Although the above argument may have some merit, we remain unpersuaded that the legislature intended to exclude class C misdemeanors from article 48.05(b)(3) for the following reasons. First, the legislatively adopted language does not exclude these misdemeanors. Penal Code section 12.03(c) is a long-standing feature of the state’s penal laws. It has been in existence since at least 1973. Presumably, the Texas Legislature was aware of that statute’s existence when it adopted article 48.05 in 1993. If the legislature intended that article 48.05(b)(3) not include class C misdemeanors, we believe it would have so expressly provided. It did not. Second, it is not the conviction of the class C misdemeanor that deprives an applicant under section 48.05 of his or her civil rights. Rather, it is the prior federal offense that deprived the individual of these rights. The requirement that the applicant not have been convicted of any other offense, including a class C misdemeanor under Texas law, is merely an additional condition imposed by the state for restoration of the rights forfeited under state law as a result of the prior federal offense. We are unaware of any authority that requires the state to restore the forfeited civil rights or that would prevent the state from imposing such conditions as it deems appropriate when the state chooses to restore these rights.

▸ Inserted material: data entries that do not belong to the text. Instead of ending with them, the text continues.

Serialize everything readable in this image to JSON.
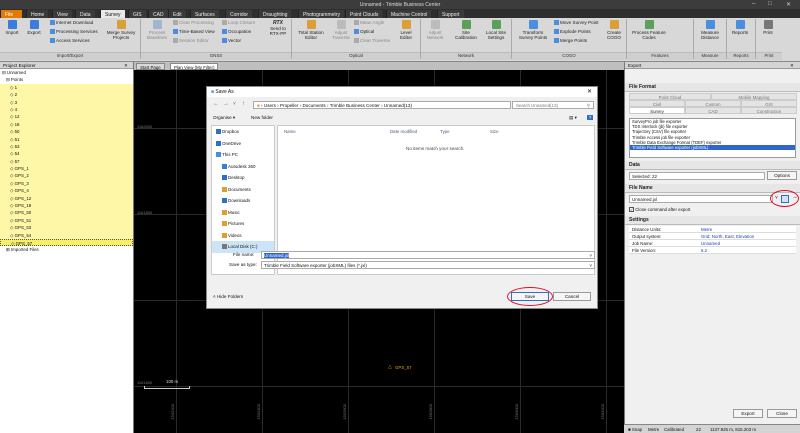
{
  "window": {
    "title": "Unnamed - Trimble Business Center"
  },
  "tabs": [
    "File",
    "Home",
    "View",
    "Data",
    "Survey",
    "GIS",
    "CAD",
    "Edit",
    "Surfaces",
    "Corridor",
    "Draughting",
    "Photogrammetry",
    "Point Clouds",
    "Machine Control",
    "Support"
  ],
  "ribbon": {
    "import": "Import",
    "export": "Export",
    "internet_download": "Internet Download",
    "processing_services": "Processing Services",
    "access_services": "Access Services",
    "merge_survey_projects": "Merge Survey Projects",
    "import_export_group": "Import/Export",
    "process_baselines": "Process Baselines",
    "clear_processing": "Clear Processing",
    "time_based_view": "Time-Based View",
    "session_editor": "Session Editor",
    "loop_closure": "Loop Closure",
    "occupation": "Occupation",
    "vector": "Vector",
    "send_to": "Send to RTX-PP",
    "rtx": "RTX",
    "gnss_group": "GNSS",
    "total_station_editor": "Total Station Editor",
    "adjust_traverse": "Adjust Traverse",
    "mean_angle": "Mean Angle",
    "optical": "Optical",
    "clear_traverse": "Clear Traverse",
    "level_editor": "Level Editor",
    "optical_group": "Optical",
    "adjust_network": "Adjust Network",
    "site_calibration": "Site Calibration",
    "local_site_settings": "Local Site Settings",
    "network_group": "Network",
    "transform_survey_points": "Transform Survey Points",
    "move_survey_point": "Move Survey Point",
    "explode_points": "Explode Points",
    "merge_points": "Merge Points",
    "create_cogo": "Create COGO",
    "cogo_group": "COGO",
    "process_feature_codes": "Process Feature Codes",
    "features_group": "Features",
    "measure_distance": "Measure Distance",
    "measure_group": "Measure",
    "reports": "Reports",
    "reports_group": "Reports",
    "print": "Print",
    "print_group": "Print"
  },
  "project_explorer": {
    "title": "Project Explorer",
    "root": "Unnamed",
    "points": "Points",
    "items": [
      "1",
      "2",
      "3",
      "4",
      "12",
      "18",
      "50",
      "51",
      "53",
      "54",
      "57",
      "GPS_1",
      "GPS_2",
      "GPS_3",
      "GPS_4",
      "GPS_12",
      "GPS_18",
      "GPS_50",
      "GPS_51",
      "GPS_53",
      "GPS_54",
      "GPS_57"
    ],
    "imported": "Imported Files"
  },
  "view": {
    "tabs": [
      "Start Page",
      "Plan View (My Filter)"
    ],
    "scale": "100 m",
    "point_label": "GPS_57",
    "y_coords": [
      "1162000",
      "1161800",
      "1161600"
    ],
    "x_coords": [
      "1502200",
      "1502400",
      "1502600",
      "1502800",
      "1503000",
      "1503200"
    ]
  },
  "dialog": {
    "title": "Save As",
    "breadcrumb": [
      "Users",
      "Propeller",
      "Documents",
      "Trimble Business Center",
      "Unnamed(13)"
    ],
    "search_placeholder": "Search Unnamed(13)",
    "organise": "Organise",
    "new_folder": "New folder",
    "nav": [
      "Dropbox",
      "OneDrive",
      "This PC",
      "Autodesk 360",
      "Desktop",
      "Documents",
      "Downloads",
      "Music",
      "Pictures",
      "Videos",
      "Local Disk (C:)"
    ],
    "columns": [
      "Name",
      "Date modified",
      "Type",
      "Size"
    ],
    "empty": "No items match your search.",
    "file_name_label": "File name:",
    "file_name": "Unnamed.jxl",
    "save_type_label": "Save as type:",
    "save_type": "Trimble Field Software exporter (jobXML) files (*.jxl)",
    "hide_folders": "Hide Folders",
    "save": "Save",
    "cancel": "Cancel"
  },
  "export_panel": {
    "title": "Export",
    "file_format": "File Format",
    "tabs_row1": [
      "Point Cloud",
      "Mobile Mapping"
    ],
    "tabs_row2": [
      "Civil",
      "Custom",
      "GIS"
    ],
    "tabs_row3": [
      "Survey",
      "CAD",
      "Construction"
    ],
    "formats": [
      "SurveyPro job file exporter",
      "TDS Interlock (jb) file exporter",
      "Trajectory (CSV) file exporter",
      "Trimble Access job file exporter",
      "Trimble Data Exchange Format (TDEF) exporter",
      "Trimble Field Software exporter (jobXML)"
    ],
    "data": "Data",
    "selected": "Selected: 22",
    "options": "Options",
    "file_name": "File Name",
    "file_value": "Unnamed.jxl",
    "close_after": "Close command after export",
    "settings": "Settings",
    "settings_rows": [
      {
        "k": "Distance Units:",
        "v": "Metre"
      },
      {
        "k": "Output system:",
        "v": "Grid: North, East, Elevation"
      },
      {
        "k": "Job Name:",
        "v": "Unnamed"
      },
      {
        "k": "File Version:",
        "v": "5.2"
      }
    ],
    "export": "Export",
    "close": "Close"
  },
  "status": {
    "snap": "Snap",
    "metre": "Metre",
    "calibrated": "Calibrated",
    "count": "22",
    "coords": "1137.925 m, 815.203 m"
  },
  "colors": {
    "accent": "#e07b00",
    "selection": "#3066cc",
    "highlight": "#fff7a8",
    "annotation": "#e0112b"
  }
}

Before 1993, there were no state procedures for restoring civil rights for federal felons.
An individual convicted of a prior federal offense may not apply for restoration of civil rights forfeited in the state as a result of the federal conviction if the individual has also been convicted of a misdemeanor offense.
Yours very truly,
DAN MORALES Attorney General of Texas
JORGE VEGA First Assistant Attorney General
SARAH J. SHIRLEY Chair, Opinion Committee
Prepared by Sheela Rai Assistant Attorney General